[Entries from a dataset of interfaces]
========================

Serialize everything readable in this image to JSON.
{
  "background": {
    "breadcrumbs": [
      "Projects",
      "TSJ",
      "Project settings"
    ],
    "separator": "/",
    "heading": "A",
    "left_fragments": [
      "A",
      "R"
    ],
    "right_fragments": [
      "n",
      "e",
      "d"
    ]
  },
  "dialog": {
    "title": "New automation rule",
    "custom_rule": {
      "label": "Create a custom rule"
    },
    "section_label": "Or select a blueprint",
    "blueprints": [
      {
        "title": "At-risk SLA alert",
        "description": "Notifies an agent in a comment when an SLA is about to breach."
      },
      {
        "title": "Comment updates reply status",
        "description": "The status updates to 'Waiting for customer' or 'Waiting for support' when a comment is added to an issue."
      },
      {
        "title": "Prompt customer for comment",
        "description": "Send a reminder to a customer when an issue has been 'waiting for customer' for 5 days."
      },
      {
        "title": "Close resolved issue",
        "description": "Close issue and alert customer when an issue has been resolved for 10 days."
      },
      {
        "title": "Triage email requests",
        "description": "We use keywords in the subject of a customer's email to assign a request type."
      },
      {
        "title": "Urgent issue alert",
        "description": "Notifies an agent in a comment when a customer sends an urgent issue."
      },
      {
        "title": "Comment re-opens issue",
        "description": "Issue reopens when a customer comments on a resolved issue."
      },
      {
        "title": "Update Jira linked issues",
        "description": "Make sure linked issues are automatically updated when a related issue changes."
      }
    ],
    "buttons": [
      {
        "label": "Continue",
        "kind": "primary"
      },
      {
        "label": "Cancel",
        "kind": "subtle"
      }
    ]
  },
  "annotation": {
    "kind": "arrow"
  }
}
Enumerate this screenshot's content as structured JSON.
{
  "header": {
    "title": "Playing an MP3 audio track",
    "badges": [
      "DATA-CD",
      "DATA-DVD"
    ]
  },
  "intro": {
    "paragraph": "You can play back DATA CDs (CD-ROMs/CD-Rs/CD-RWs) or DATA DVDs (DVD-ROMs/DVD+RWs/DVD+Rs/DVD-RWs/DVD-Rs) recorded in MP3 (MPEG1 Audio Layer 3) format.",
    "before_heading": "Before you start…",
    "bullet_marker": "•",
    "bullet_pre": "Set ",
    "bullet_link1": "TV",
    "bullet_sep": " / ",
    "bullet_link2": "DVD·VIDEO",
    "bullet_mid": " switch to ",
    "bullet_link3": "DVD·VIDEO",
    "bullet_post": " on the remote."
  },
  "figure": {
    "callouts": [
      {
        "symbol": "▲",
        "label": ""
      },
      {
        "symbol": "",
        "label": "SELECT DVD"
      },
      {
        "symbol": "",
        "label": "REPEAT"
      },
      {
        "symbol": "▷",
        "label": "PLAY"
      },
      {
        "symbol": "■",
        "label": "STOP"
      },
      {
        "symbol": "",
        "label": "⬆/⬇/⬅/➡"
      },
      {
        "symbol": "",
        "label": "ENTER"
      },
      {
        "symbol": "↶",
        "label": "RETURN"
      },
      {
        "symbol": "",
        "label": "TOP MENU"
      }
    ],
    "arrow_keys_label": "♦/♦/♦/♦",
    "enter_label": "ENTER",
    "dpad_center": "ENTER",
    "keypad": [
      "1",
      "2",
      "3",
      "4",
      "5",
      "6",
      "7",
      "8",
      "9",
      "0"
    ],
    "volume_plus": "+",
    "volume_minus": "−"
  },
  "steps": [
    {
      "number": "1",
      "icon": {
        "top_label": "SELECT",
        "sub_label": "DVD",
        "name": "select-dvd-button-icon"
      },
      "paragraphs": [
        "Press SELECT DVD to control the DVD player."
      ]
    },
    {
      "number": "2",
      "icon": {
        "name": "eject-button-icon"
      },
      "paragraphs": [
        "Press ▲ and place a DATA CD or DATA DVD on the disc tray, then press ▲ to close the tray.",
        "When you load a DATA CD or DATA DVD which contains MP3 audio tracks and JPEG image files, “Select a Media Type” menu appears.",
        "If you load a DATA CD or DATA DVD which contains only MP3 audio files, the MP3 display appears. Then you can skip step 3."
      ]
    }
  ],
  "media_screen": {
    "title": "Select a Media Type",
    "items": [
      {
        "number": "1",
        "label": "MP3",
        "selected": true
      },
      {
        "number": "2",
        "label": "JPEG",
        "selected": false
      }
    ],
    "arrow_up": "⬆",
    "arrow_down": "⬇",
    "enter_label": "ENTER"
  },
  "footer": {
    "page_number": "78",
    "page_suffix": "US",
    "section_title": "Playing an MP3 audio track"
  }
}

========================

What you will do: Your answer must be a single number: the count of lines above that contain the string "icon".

Output for this task: 4